I’ve been fortunate enough to see students successfully develop within this paradigm a few times, however one circumstance has created an ever-present impression on me. While teaching an Introduction to Poetry course at Harper in 2017, I had a student that gravitated towards the course early on in the semester. I could tell that the intellectual eagerness was there, along with the attentiveness. The student engaged with the material analytically and creatively. As the semester progressed her essays expanded cerebrally from common observation to that of scholarly interpretation. Further, what I didn’t expect was for her creative side to expand into an explicit literary craft. After finishing a unit on formal poetry I gave the assignment to write a formal poem of their own.
Upon grading these assignments, I was struck by this student’s poem for both its emotional resignation and capacity but also for its mastery of intricate form called the Pantoum. I wrote in the marginalia to “Please submit this to POV (Harper’s Student Creative Journal).” At first, the student was hesitant, but after praising her for the quality of the piece and offering critical insight she obliged. A few months later we received word that she had not only been chosen for the magazine but that she had been chosen for POV’s prize in poetry. The semester ended on a high note, but as always, it ends and students disperse back into their own lives with occasional campus waves.
That following Christmas I received an email from the student saying that she had framed the poem and gave it to her mother as a gift. She confirmed that her mother loved it and that it hangs on their wall. Sometimes as teachers we must think more like gardeners. An open hand is fertile soil. We must place a seed in the palm and then water it. We must also teach the students how to water it for themselves. Then, as always, an evening will come and we must close the hand. If we’ve done our job that seed will bloom and continue on.

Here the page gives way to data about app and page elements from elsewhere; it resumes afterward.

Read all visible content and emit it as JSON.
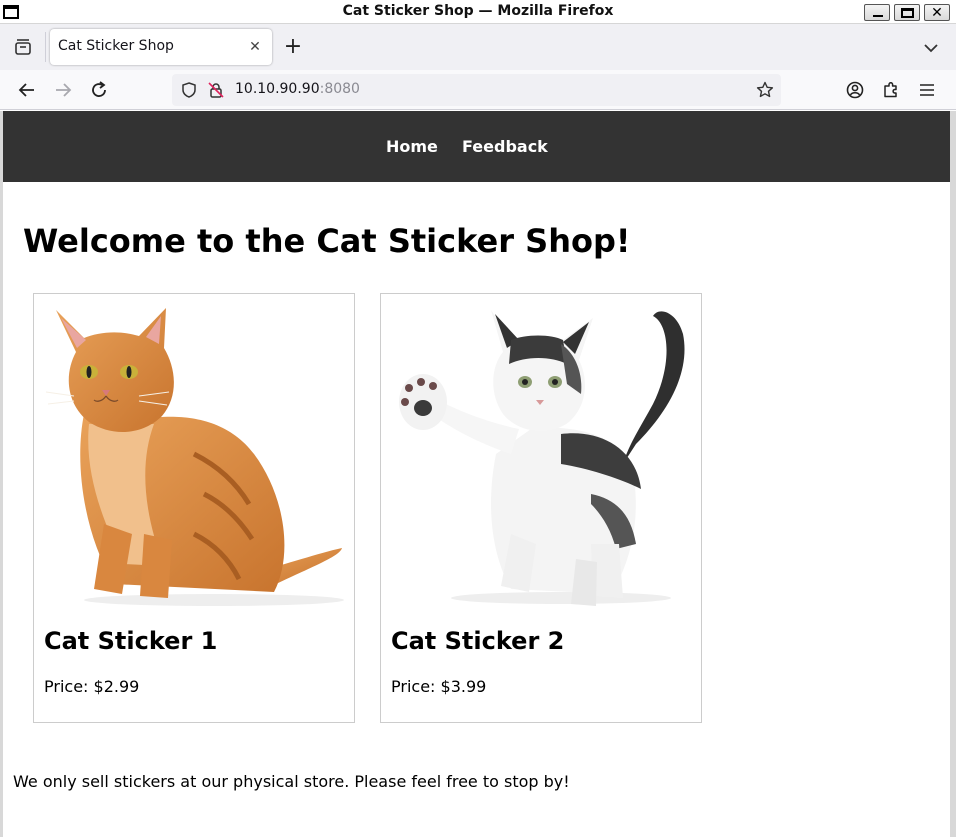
{
  "window": {
    "title": "Cat Sticker Shop — Mozilla Firefox"
  },
  "browser": {
    "tabs": [
      {
        "label": "Cat Sticker Shop",
        "active": true
      }
    ],
    "url": {
      "host": "10.10.90.90",
      "port": ":8080"
    },
    "icons": {
      "tab_list": "tab-list-icon",
      "new_tab": "plus-icon",
      "all_tabs": "chevron-down-icon",
      "back": "arrow-left-icon",
      "forward": "arrow-right-icon",
      "reload": "reload-icon",
      "tracking_protection": "shield-icon",
      "connection": "insecure-lock-icon",
      "bookmark": "star-icon",
      "account": "account-icon",
      "extensions": "puzzle-icon",
      "menu": "hamburger-menu-icon"
    }
  },
  "site": {
    "nav": {
      "home_label": "Home",
      "feedback_label": "Feedback"
    },
    "heading": "Welcome to the Cat Sticker Shop!",
    "products": [
      {
        "name": "Cat Sticker 1",
        "price": "Price: $2.99",
        "image": "orange tabby cat sitting"
      },
      {
        "name": "Cat Sticker 2",
        "price": "Price: $3.99",
        "image": "white and tabby kitten raising paw"
      }
    ],
    "footer_note": "We only sell stickers at our physical store. Please feel free to stop by!"
  },
  "colors": {
    "site_nav_bg": "#333333",
    "site_nav_text": "#ffffff",
    "card_border": "#cccccc",
    "tab_strip_bg": "#f0f0f4",
    "url_bar_bg": "#f0f0f4"
  }
}
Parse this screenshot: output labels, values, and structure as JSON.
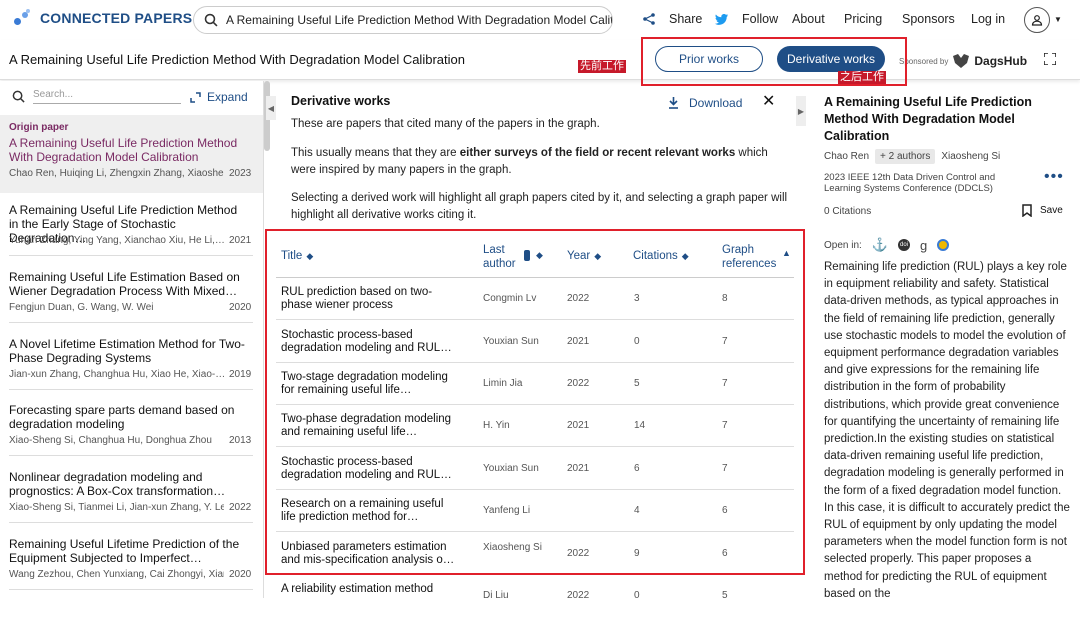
{
  "app": {
    "name": "CONNECTED PAPERS"
  },
  "search": {
    "value": "A Remaining Useful Life Prediction Method With Degradation Model Calit"
  },
  "nav": {
    "share": "Share",
    "follow": "Follow",
    "about": "About",
    "pricing": "Pricing",
    "sponsors": "Sponsors",
    "login": "Log in"
  },
  "header": {
    "paper_title": "A Remaining Useful Life Prediction Method With Degradation Model Calibration",
    "prior": "Prior works",
    "derivative": "Derivative works",
    "sponsored_by": "Sponsored by",
    "sponsor_name": "DagsHub"
  },
  "annotations": {
    "prior_tag": "先前工作",
    "derivative_tag": "之后工作"
  },
  "left": {
    "search_placeholder": "Search...",
    "expand": "Expand",
    "origin_label": "Origin paper",
    "origin": {
      "title": "A Remaining Useful Life Prediction Method With Degradation Model Calibration",
      "authors": "Chao Ren, Huiqing Li, Zhengxin Zhang, Xiaoshe…",
      "year": "2023"
    },
    "items": [
      {
        "title": "A Remaining Useful Life Prediction Method in the Early Stage of Stochastic Degradation…",
        "authors": "Yuhan Zhang, Ying Yang, Xianchao Xiu, He Li,…",
        "year": "2021"
      },
      {
        "title": "Remaining Useful Life Estimation Based on Wiener Degradation Process With Mixed…",
        "authors": "Fengjun Duan, G. Wang, W. Wei",
        "year": "2020"
      },
      {
        "title": "A Novel Lifetime Estimation Method for Two-Phase Degrading Systems",
        "authors": "Jian-xun Zhang, Changhua Hu, Xiao He, Xiao-…",
        "year": "2019"
      },
      {
        "title": "Forecasting spare parts demand based on degradation modeling",
        "authors": "Xiao-Sheng Si, Changhua Hu, Donghua Zhou",
        "year": "2013"
      },
      {
        "title": "Nonlinear degradation modeling and prognostics: A Box-Cox transformation…",
        "authors": "Xiao-Sheng Si, Tianmei Li, Jian-xun Zhang, Y. Lei",
        "year": "2022"
      },
      {
        "title": "Remaining Useful Lifetime Prediction of the Equipment Subjected to Imperfect…",
        "authors": "Wang Zezhou, Chen Yunxiang, Cai Zhongyi, Xian…",
        "year": "2020"
      }
    ]
  },
  "middle": {
    "title": "Derivative works",
    "download": "Download",
    "p1": "These are papers that cited many of the papers in the graph.",
    "p2_a": "This usually means that they are ",
    "p2_b": "either surveys of the field or recent relevant works",
    "p2_c": " which were inspired by many papers in the graph.",
    "p3": "Selecting a derived work will highlight all graph papers cited by it, and selecting a graph paper will highlight all derivative works citing it.",
    "columns": {
      "title": "Title",
      "last_author_1": "Last",
      "last_author_2": "author",
      "year": "Year",
      "citations": "Citations",
      "graph_refs_1": "Graph",
      "graph_refs_2": "references"
    },
    "rows": [
      {
        "title": "RUL prediction based on two-phase wiener process",
        "author": "Congmin Lv",
        "year": "2022",
        "citations": "3",
        "refs": "8"
      },
      {
        "title": "Stochastic process-based degradation modeling and RUL…",
        "author": "Youxian Sun",
        "year": "2021",
        "citations": "0",
        "refs": "7"
      },
      {
        "title": "Two-stage degradation modeling for remaining useful life…",
        "author": "Limin Jia",
        "year": "2022",
        "citations": "5",
        "refs": "7"
      },
      {
        "title": "Two-phase degradation modeling and remaining useful life…",
        "author": "H. Yin",
        "year": "2021",
        "citations": "14",
        "refs": "7"
      },
      {
        "title": "Stochastic process-based degradation modeling and RUL…",
        "author": "Youxian Sun",
        "year": "2021",
        "citations": "6",
        "refs": "7"
      },
      {
        "title": "Research on a remaining useful life prediction method for…",
        "author": "Yanfeng Li",
        "year": "",
        "citations": "4",
        "refs": "6"
      },
      {
        "title": "Unbiased parameters estimation and mis-specification analysis o…",
        "author": "Xiaosheng Si",
        "year": "2022",
        "citations": "9",
        "refs": "6"
      },
      {
        "title": "A reliability estimation method",
        "author": "Di Liu",
        "year": "2022",
        "citations": "0",
        "refs": "5"
      }
    ]
  },
  "right": {
    "title": "A Remaining Useful Life Prediction Method With Degradation Model Calibration",
    "author1": "Chao Ren",
    "more_authors": "+ 2 authors",
    "author_last": "Xiaosheng Si",
    "venue": "2023 IEEE 12th Data Driven Control and Learning Systems Conference (DDCLS)",
    "citations": "0 Citations",
    "save": "Save",
    "open_in": "Open in:",
    "abstract": "Remaining life prediction (RUL) plays a key role in equipment reliability and safety. Statistical data-driven methods, as typical approaches in the field of remaining life prediction, generally use stochastic models to model the evolution of equipment performance degradation variables and give expressions for the remaining life distribution in the form of probability distributions, which provide great convenience for quantifying the uncertainty of remaining life prediction.In the existing studies on statistical data-driven remaining useful life prediction, degradation modeling is generally performed in the form of a fixed degradation model function. In this case, it is difficult to accurately predict the RUL of equipment by only updating the model parameters when the model function form is not selected properly. This paper proposes a method for predicting the RUL of equipment based on the"
  },
  "colors": {
    "brand": "#1f4e86",
    "origin": "#7a2a63",
    "highlight": "#e0202b"
  }
}
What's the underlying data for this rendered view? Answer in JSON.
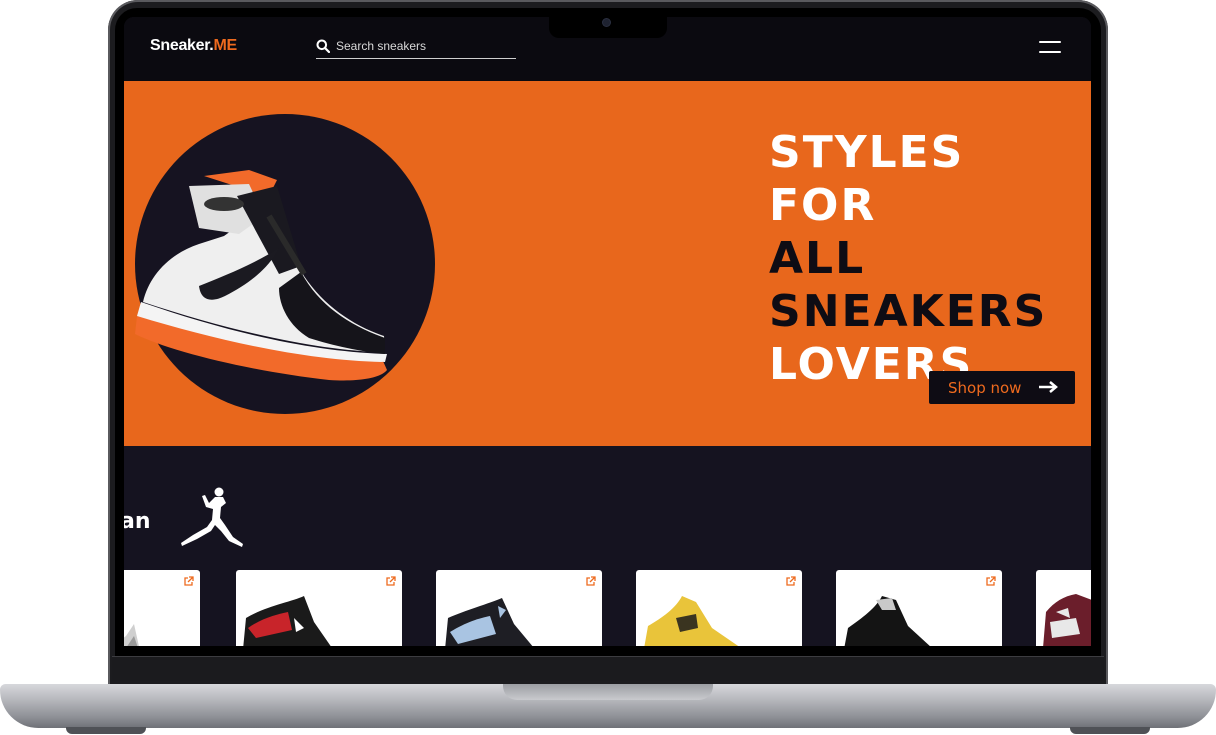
{
  "nav": {
    "logo_main": "Sneaker.",
    "logo_accent": "ME",
    "search_placeholder": "Search sneakers",
    "icons": {
      "search": "search-icon",
      "menu": "hamburger-menu-icon"
    }
  },
  "hero": {
    "headline_lines": [
      {
        "text": "STYLES",
        "tone": "light"
      },
      {
        "text": "FOR",
        "tone": "light"
      },
      {
        "text": "ALL",
        "tone": "dark"
      },
      {
        "text": "SNEAKERS",
        "tone": "dark"
      },
      {
        "text": "LOVERS",
        "tone": "light"
      }
    ],
    "cta_label": "Shop now",
    "cta_icon": "arrow-right-icon"
  },
  "brand": {
    "partial_text": "an",
    "logo_icon": "jumpman-logo-icon"
  },
  "products": [
    {
      "name": "product-card-1",
      "shoe_color": "#d9d9d9",
      "accent": "#9a9a9a",
      "icon": "external-link-icon"
    },
    {
      "name": "product-card-2",
      "shoe_color": "#1a1a1a",
      "accent": "#c8242a",
      "icon": "external-link-icon"
    },
    {
      "name": "product-card-3",
      "shoe_color": "#1e1e24",
      "accent": "#a9c4e2",
      "icon": "external-link-icon"
    },
    {
      "name": "product-card-4",
      "shoe_color": "#e9c43a",
      "accent": "#3a3420",
      "icon": "external-link-icon"
    },
    {
      "name": "product-card-5",
      "shoe_color": "#141414",
      "accent": "#c9c9c9",
      "icon": "external-link-icon"
    },
    {
      "name": "product-card-6",
      "shoe_color": "#6b1e2b",
      "accent": "#e8e8e8",
      "icon": "external-link-icon"
    }
  ],
  "colors": {
    "accent_orange": "#e8671c",
    "brand_orange": "#ee6a1e",
    "dark_bg": "#151320",
    "nav_bg": "#0b0a10"
  }
}
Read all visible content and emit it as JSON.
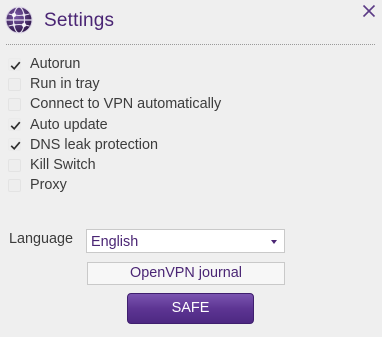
{
  "header": {
    "title": "Settings",
    "logo_icon": "globe-logo-icon",
    "close_icon": "close-icon",
    "accent_color": "#4a2574"
  },
  "options": [
    {
      "label": "Autorun",
      "checked": true
    },
    {
      "label": "Run in tray",
      "checked": false
    },
    {
      "label": "Connect to VPN automatically",
      "checked": false
    },
    {
      "label": "Auto update",
      "checked": true
    },
    {
      "label": "DNS leak protection",
      "checked": true
    },
    {
      "label": "Kill Switch",
      "checked": false
    },
    {
      "label": "Proxy",
      "checked": false
    }
  ],
  "language": {
    "label": "Language",
    "selected": "English"
  },
  "buttons": {
    "journal": "OpenVPN journal",
    "save": "SAFE"
  }
}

If you have a student success story that you would like to share with the Reflection on Student Success Community of Practice please contact Steven Titus, English, at the following email for more information: firstname.lastname@example.org.